My LGBTQ+ Statement
Aloha.
In my past I said and believed things that were wrong, and worse, hurtful to the LGBTQ+ community and their loved ones.
Many years ago, I apologized for my words and, more importantly, the negative impact that they had. I sincerely repeat my apology today. I remain deeply sorry for having said them. My views have changed significantly since then, and my record over the last 6 years in Congress reflects what is in my heart: A strong and ongoing commitment to fight for LGBTQ+ rights.
I also want you to know I’ve taken these past few days to listen. I hear your questions, fears, and concerns, and want to reassure my LGBTQ+ friends and their communities about my firm commitment to fight for and champion equality.
I know that LGBTQ+ people still struggle, still face discrimination, still face abuse and still fear that their hard-won rights will be taken away by people who hold views like I used to. This must not happen. Every single American deserves to be treated equally — by their fellow Americans and under the law. I will continue to fight for the rights of LGBTQ+ people, whether they’re in school or serving in uniform, in need of healthcare, caring for their family, or looking for a home.
I grew up knowing that every person is a child of God and equally loved by God. I have always believed in the fundamental rights and equality of all people. I also grew up in a socially conservative household, and I was raised to believe that marriage should only be between a man and a woman. For a period of my life I didn’t see the contradiction in those beliefs.
While many Americans can relate to growing up in a conservative household, my story is unique in some ways. My father was outspoken and an activist fighting against gay rights and marriage equality in Hawaii — at that time, I forcefully defended him and his cause. But as I grew up, I formed my own opinions based on my life experience that significantly changed my views — at a personal level in truly having aloha, love and respect, for all people, and making sure that every American, regardless of sexual orientation, is treated equally under the law.
I look forward to sharing more of my story and experiences growing up — not as an excuse — but in the hopes that my story can also inspire others to truly live aloha; to love and care for others.
When we deny LGBTQ+ people the basic rights that exist for every American, we are denying their humanity- denying that they are equal. We are also creating an environment that breeds discrimination and violence. When we divide people based on who they are or who they love, we fuel the flames that perpetuate bigotry and hatred.
I’m grateful to my friends and loved ones, gay and straight, who patiently helped me see how my past position on this issue was at odds with my values, my aloha, and how it was causing others harm.
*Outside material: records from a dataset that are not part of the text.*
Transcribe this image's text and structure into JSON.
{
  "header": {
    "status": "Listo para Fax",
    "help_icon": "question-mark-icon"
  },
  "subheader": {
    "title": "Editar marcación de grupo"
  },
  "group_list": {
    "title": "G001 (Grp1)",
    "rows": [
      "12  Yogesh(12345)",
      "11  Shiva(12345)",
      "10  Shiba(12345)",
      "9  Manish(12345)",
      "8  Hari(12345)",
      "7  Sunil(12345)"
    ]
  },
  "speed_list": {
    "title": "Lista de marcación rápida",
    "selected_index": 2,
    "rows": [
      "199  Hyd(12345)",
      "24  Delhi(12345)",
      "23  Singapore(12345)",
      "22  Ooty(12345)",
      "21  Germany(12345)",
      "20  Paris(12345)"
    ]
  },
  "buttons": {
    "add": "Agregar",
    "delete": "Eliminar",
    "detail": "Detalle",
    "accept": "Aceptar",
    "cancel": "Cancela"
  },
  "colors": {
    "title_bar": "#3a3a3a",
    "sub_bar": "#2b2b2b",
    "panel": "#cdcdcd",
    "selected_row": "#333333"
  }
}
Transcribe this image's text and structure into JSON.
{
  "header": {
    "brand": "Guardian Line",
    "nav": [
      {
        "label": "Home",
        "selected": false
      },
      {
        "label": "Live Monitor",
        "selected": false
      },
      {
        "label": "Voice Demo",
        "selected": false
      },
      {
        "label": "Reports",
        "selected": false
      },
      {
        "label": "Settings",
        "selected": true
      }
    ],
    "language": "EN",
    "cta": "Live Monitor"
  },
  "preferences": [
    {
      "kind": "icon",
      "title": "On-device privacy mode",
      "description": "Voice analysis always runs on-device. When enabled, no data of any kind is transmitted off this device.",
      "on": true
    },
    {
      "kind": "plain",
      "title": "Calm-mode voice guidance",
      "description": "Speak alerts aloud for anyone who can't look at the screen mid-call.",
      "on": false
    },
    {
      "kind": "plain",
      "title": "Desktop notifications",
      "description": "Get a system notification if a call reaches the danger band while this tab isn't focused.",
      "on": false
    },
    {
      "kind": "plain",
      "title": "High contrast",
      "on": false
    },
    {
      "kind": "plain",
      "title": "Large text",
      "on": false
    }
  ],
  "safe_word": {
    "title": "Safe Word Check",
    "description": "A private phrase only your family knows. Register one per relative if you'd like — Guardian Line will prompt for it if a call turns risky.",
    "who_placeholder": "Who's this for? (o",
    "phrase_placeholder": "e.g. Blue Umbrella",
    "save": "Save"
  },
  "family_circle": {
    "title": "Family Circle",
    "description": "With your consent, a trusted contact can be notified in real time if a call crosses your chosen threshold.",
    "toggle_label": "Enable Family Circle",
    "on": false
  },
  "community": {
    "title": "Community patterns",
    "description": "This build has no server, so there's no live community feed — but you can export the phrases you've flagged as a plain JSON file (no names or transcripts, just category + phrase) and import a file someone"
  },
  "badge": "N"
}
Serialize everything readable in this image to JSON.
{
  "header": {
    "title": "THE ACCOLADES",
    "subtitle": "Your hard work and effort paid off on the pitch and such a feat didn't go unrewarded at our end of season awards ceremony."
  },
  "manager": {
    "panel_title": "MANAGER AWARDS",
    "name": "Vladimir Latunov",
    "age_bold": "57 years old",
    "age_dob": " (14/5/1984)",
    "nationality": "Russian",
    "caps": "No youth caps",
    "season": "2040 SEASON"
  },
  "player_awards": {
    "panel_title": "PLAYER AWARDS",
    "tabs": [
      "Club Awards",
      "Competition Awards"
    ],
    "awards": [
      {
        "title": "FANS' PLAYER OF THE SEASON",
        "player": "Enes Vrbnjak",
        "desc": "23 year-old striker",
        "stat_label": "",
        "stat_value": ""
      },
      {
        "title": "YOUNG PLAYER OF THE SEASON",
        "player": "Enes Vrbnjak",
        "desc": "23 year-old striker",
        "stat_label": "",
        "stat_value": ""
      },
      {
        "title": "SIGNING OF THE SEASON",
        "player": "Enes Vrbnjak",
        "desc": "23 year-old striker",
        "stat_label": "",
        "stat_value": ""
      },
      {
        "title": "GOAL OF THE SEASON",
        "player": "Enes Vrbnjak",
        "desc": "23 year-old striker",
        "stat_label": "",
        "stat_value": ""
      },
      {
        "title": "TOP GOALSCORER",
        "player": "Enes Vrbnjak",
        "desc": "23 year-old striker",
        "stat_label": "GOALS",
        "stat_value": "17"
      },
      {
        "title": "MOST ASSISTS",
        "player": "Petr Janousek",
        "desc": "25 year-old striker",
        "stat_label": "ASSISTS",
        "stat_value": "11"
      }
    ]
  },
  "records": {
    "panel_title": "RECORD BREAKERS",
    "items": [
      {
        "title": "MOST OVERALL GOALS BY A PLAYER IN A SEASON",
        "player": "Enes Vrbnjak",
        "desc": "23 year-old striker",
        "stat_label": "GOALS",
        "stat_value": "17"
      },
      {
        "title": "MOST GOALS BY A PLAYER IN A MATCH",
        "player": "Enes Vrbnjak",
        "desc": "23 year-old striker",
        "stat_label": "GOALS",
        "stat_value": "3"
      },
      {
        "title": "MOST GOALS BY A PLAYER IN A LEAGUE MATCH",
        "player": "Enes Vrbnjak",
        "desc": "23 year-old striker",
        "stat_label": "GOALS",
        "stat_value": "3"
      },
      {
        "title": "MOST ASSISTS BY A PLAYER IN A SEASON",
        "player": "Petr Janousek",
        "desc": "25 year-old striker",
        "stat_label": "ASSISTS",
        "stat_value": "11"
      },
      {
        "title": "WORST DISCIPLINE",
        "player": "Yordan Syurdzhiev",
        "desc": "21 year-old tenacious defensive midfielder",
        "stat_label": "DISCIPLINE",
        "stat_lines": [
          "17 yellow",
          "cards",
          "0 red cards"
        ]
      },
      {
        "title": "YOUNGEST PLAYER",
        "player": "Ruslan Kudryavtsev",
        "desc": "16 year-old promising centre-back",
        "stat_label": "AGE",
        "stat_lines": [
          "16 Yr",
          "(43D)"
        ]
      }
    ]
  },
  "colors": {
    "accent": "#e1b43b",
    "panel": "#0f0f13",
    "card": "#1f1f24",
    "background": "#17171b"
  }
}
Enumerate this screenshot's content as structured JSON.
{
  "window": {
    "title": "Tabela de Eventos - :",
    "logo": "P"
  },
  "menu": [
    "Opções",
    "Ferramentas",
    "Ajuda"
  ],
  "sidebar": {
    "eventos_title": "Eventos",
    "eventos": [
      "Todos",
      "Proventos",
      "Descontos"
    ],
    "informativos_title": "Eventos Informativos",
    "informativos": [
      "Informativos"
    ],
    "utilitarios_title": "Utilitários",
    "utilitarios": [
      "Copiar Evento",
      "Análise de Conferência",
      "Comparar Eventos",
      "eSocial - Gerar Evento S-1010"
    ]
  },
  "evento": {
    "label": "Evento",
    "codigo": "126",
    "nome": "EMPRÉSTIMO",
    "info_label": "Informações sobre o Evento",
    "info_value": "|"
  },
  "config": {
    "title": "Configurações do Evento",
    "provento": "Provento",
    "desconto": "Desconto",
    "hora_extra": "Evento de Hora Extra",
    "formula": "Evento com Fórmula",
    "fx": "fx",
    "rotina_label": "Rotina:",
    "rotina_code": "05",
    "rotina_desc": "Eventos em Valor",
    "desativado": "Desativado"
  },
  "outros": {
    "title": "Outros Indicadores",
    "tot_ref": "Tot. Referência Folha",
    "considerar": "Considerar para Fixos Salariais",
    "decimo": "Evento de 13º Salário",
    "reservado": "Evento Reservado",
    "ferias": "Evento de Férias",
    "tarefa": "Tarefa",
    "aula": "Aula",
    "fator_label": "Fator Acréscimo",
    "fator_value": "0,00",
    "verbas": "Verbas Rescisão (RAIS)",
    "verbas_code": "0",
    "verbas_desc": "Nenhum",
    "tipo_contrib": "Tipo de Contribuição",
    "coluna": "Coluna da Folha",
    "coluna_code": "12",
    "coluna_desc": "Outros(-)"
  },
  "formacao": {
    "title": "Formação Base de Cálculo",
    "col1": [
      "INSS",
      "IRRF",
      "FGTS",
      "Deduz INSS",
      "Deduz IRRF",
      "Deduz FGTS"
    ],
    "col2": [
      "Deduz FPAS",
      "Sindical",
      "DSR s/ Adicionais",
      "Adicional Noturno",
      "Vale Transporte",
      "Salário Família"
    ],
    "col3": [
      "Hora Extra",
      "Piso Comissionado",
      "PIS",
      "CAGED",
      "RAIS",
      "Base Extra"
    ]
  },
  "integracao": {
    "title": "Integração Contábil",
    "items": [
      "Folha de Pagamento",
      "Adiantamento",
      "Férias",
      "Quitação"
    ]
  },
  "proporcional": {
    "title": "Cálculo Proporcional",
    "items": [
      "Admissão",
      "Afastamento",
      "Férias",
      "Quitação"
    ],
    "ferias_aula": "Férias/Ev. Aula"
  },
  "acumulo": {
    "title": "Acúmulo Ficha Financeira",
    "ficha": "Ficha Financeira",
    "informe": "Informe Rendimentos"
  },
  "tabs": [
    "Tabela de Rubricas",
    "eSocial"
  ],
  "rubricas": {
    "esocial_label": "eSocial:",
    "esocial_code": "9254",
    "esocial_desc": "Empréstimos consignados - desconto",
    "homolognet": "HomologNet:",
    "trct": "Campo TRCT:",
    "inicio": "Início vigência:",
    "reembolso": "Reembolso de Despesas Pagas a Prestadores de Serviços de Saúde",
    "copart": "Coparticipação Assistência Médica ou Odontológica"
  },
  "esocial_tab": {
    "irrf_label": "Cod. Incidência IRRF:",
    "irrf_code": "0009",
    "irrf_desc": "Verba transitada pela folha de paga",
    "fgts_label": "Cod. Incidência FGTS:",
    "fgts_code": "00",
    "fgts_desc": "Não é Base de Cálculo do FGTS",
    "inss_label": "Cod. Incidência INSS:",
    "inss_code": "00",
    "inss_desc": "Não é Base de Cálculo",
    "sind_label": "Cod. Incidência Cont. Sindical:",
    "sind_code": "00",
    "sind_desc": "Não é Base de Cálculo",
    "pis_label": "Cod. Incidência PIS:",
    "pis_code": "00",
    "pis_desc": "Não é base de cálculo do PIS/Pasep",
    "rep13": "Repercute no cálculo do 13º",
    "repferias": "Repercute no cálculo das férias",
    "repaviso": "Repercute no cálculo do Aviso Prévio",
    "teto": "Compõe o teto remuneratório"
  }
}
I regret the role I played in causing such pain, and remain deeply committed to fight for equality.
I believe in people, our ability to love, respect, forgive, and change. The ability to change hearts and minds on the issues that matter to the American people is at the core of every movement for positive change throughout our nation’s history. I am an example of a person who has grown and changed, for the better. I also know I’m not alone in having evolved in my views as I was exposed to events and people that influenced my life. I’m not alone in being part of a family that I love deeply, but who I disagree with on certain issues, large or small.
The question posed by many over the past few days is how I can answer for my past. I do so through my actions, now and in the future.
If you are someone who opposes LGBTQ+ equality, it is my hope that you will listen to my story, and consider with an open heart the way your beliefs and actions might be impacting others. I also hope that you will reflect on the guarantee of equality enshrined in our constitution, that so many have sacrificed to defend.
If you are an LGBTQ+ person who is hurting because of discrimination, I want to you to know that I see you. Your dignity, your humanity, and your equality matter, and I will fight every day to protect them.
Thank you all so much for listening. Mahalo.